During the course of my student's thesis at the LMS, I researched the LV2 Audio Plugin Standard and developed a simple plugin that is capable of physically simulating the vibrations of a guitar string using the Functional Transformation Method. The plugin is playable via MIDI. It is based in part on the VST-plugin "FTM String" by Daniel Maaß, on the VST-plugin "FTM Psycho String" by Alexander Müller and on the LV2-plugin "Simple Sine Generator" by Nedko Arnaudov.
Basics of physical Simulation
Vibrating objects such as guitar strings vibrate in a complex pattern which is determined by a lot of factors like the geometry of the object, the material it is made of, the tension the object is under and so on. By assuming certain simplifications to these conditions and neglecting minor factors, it is possible to formulate a partial differential equation (PDE) which describes the vibration of the object in a simplified, but still adequately detailed fashion. Solving this PDE leads to a mathematical solution of the vibration of the object. However, since these PDEs tend to be very complex, they generally can not be solved analytically and instead, a numerical solution is desired.
The Functional Transformation Method (FTM)
The Functional Transformation Method was developed at the Chair of Multimedia Communications and Signal Processing as a method for physical simulation of real-word vibrant systems like guitar strings or membranes. The oscillation of the string can be described by a partial differential equation (PDE) which contains the numerous physical parameters of the string. By a series of integral transformations (namely the Laplace transform and the Sturm-Liouville transform), the PDE is transformed into a multidimensional transfer function, which can be discretized for example with the impulse invariant transformation (IIT). By applying the inverse Sturm-Liouville transform and the inverse Z-transform the discrete transfer function can be transformed back into the discrete time and space domain. This yields a discrete solution of the partial differential equation which can be implemented easily in common programming languages such as Matlab or C.
The LV2 Audio Plugin Standard
This task is accomplished by separating static data and the actual code of the plugin in different files. The static data, e.g. information about the plugin author, audio and midi ports of the plugin etc. are stored in RDF files, which are simple, easily readable textfiles that are written in the so-called Turtle syntax. The necessary components to set up a LV2 environment are found in the LV2 Core Package, available at this location. The lv2_guitar plugin was developed using version 2.0 of the core package; however at the time of writing this page version 3.0 was the latest core package available. This should not be a problem, however, since revisions of LV2 should be backwards compatible. Mainly, the core package consists of a C header file lv2.h and the RDF Schema for LV2 plugins lv2.ttl.

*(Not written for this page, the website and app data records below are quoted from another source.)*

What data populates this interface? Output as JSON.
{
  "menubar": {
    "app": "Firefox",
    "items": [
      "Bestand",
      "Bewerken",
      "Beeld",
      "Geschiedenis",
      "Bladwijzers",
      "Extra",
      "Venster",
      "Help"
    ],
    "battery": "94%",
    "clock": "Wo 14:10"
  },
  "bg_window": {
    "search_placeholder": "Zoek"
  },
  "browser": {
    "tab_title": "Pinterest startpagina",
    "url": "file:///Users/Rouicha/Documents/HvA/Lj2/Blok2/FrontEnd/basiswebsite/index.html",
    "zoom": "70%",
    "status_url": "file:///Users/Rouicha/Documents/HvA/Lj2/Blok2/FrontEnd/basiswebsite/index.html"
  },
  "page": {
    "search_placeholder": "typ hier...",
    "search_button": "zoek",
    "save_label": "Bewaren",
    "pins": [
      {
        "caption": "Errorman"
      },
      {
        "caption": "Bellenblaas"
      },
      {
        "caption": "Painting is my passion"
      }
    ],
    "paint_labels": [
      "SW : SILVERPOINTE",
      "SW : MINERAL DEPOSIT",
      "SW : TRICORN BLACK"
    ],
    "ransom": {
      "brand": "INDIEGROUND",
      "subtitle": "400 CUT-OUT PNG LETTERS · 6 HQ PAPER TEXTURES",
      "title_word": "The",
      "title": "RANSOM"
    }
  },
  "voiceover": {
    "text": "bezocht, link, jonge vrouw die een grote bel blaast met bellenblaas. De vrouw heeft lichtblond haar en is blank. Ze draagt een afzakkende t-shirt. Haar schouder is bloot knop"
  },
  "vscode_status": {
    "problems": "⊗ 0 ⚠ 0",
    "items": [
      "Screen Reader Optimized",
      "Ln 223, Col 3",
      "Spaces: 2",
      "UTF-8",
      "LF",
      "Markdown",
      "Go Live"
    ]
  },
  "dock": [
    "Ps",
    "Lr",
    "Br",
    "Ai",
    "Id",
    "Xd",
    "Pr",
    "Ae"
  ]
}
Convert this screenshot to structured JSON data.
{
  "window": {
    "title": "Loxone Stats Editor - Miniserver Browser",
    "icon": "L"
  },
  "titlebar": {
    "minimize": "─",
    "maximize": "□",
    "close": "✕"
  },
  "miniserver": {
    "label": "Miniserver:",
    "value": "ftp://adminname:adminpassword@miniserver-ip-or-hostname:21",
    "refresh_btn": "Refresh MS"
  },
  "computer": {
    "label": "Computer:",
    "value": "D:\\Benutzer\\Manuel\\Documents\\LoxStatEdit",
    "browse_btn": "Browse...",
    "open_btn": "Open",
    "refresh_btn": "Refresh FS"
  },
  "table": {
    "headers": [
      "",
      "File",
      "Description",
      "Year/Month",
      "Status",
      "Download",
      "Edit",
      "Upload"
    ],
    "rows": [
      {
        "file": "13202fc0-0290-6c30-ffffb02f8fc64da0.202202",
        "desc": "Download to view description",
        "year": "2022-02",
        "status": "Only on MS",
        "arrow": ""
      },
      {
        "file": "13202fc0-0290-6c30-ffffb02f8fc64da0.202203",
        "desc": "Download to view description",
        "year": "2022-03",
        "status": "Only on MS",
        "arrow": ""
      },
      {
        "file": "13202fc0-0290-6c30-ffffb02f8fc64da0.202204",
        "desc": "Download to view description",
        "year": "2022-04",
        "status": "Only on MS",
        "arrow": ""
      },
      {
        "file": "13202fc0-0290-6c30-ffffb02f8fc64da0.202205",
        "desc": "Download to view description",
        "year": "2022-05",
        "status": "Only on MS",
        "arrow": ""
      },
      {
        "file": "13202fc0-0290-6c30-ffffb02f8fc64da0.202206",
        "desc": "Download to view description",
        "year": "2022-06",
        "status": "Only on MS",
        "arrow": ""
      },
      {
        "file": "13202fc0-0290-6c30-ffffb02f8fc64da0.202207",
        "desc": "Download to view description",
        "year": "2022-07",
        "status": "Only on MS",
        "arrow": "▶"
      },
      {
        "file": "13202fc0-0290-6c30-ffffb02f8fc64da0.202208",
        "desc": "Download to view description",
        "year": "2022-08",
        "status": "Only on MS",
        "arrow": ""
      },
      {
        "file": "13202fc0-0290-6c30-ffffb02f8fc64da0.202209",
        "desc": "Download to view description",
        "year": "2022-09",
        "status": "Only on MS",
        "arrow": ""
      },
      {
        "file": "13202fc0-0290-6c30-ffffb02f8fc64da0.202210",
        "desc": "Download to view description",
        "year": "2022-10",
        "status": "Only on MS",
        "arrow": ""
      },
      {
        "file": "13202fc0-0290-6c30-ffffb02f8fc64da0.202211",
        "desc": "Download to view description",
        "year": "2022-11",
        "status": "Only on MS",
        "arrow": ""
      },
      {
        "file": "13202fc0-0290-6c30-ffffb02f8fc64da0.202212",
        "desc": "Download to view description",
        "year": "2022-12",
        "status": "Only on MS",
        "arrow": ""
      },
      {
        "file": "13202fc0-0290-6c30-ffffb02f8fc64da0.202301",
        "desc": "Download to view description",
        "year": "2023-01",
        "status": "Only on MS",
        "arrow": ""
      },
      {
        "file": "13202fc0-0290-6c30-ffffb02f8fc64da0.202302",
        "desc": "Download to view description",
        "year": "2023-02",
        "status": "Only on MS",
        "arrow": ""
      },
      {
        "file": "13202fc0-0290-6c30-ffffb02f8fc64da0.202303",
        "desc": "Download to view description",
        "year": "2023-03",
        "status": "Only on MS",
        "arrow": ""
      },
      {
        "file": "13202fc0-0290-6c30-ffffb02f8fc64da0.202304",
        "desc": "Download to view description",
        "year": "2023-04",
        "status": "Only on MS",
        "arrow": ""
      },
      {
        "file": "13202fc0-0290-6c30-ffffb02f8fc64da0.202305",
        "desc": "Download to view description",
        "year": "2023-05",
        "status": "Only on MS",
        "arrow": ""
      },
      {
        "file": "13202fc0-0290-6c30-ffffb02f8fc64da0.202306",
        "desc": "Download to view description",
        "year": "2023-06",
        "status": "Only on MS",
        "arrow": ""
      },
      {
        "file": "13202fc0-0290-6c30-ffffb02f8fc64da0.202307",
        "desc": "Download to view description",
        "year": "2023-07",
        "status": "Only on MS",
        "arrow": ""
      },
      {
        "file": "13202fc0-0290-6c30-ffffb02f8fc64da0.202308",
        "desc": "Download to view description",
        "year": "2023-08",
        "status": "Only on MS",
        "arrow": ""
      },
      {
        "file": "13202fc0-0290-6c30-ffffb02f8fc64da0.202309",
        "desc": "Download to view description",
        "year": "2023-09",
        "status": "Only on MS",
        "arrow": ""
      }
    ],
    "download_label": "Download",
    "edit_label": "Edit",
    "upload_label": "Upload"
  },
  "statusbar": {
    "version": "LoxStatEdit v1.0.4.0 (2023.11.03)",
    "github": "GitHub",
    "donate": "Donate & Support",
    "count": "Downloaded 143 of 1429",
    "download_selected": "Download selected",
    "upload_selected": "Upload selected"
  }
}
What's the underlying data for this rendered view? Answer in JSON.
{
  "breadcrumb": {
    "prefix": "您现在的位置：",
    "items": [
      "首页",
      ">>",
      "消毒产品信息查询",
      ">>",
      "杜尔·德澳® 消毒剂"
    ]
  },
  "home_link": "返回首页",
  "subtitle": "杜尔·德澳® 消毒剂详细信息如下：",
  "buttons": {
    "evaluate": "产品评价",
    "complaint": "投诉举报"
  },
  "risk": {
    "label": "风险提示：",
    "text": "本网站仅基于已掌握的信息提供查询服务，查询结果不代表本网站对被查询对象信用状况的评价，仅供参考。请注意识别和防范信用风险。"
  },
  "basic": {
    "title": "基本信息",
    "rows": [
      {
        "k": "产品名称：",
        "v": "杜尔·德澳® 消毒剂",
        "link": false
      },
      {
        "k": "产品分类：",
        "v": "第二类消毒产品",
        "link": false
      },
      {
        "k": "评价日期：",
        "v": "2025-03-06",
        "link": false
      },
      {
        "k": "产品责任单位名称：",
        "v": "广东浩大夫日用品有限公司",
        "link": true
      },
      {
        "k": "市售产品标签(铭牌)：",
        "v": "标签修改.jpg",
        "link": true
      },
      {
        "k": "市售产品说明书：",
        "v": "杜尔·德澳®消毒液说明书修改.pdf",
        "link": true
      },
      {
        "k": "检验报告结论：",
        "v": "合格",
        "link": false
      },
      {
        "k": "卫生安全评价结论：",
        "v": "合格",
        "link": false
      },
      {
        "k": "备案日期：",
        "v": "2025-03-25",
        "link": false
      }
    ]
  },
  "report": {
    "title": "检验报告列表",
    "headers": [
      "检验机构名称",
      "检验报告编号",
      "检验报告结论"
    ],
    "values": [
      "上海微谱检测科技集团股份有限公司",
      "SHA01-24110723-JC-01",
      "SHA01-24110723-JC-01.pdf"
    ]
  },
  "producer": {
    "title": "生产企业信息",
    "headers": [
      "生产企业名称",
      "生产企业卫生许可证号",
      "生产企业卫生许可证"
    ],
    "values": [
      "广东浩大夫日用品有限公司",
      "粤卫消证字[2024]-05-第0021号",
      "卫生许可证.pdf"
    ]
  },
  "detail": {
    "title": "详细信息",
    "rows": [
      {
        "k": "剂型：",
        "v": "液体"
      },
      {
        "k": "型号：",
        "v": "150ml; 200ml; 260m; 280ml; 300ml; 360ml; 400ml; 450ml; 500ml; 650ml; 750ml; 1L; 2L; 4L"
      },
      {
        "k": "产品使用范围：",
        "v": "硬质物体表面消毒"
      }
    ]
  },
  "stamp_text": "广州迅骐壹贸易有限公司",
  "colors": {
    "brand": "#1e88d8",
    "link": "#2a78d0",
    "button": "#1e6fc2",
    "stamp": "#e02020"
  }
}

To run a plugin, a host application is needed. There are numerous host applications available, the plugin lv2_guitar was successfully tested with lv2_jack_host from the Simple C library for LV2 hosts by Dave Robillard and with Elven by Lars Luthman (this host application however is not compatible with LV2 revision 3, according to the author).
Plugins can be written in C or C++ and are compiled as shared object files (dynamic libraries) that can be loaded by the host application. A plugin typically consists of several files (at least the binary and the mandatory RDF file manifest.ttl), which are stored within the same directory. Such a directory is called a bundle.
The lv2_guitar Plugin
The plugin consists of the following files:
The file lv2_guitar.c contains the sourcecode of the plugin, which is compiled into a dynamic library lv2_guitar.so. The RDF-files manifest.ttl and lv2_guitar.ttl contain the static information data for the plugin, which is mainly information about the input- and output-ports of the plugin (it would have been possible to collect all the information in manifest.ttl, but it is considered good practice to collect all plugin-specific information in a separate file). install_lv2.sh and remove_lv2.sh are shell-scripts that are called by the Makefile when make is called with the options install or uninstall.
Since this plugin makes use of the Events extension, which it uses to receive Midi-events, and of the URI Map extension which is used to convert URIs to integers, the header files for these extensions are also included:
If you have successfully compiled other LV2 plugins, building lv2_guitar should be straightforward, just enter
$> make $> make install
and the plugin should compile and install into the plugins folder. It can then be loaded by any LV2 host that supports event ports.
Provided you're using Jack, you should see the plugin appear with two audio output ports (stereo left and right) and one midi input port. Connect the audio ports to your audio hardware and the midi port to your (virtual or real) midi keyboard and you should be able to play a physical simulation of a guitar string, computed using the functional transformation method.
References and Links
- LV2 Homepage
- Tutorial "LV2 programming for the complete idiot"
- Plugins and host-application by Lars Luthman
- David Robillard's homepage; various projects around the LV2 standard
- Calf audio plugin pack; various LV2 plugins
I would like to thank:
- Professor Rabenstein for supervising my thesis
- Alexander Müller for providing me with his student's thesis, which hepled me a lot in understanding the FTM
- The LV2 developers on the IRC-channel #lad, especially Nedko Arnaudov, Lars Luthman, Krzysztof Foltman and David Robillard, who always patiently answered my questions, even the stupid ones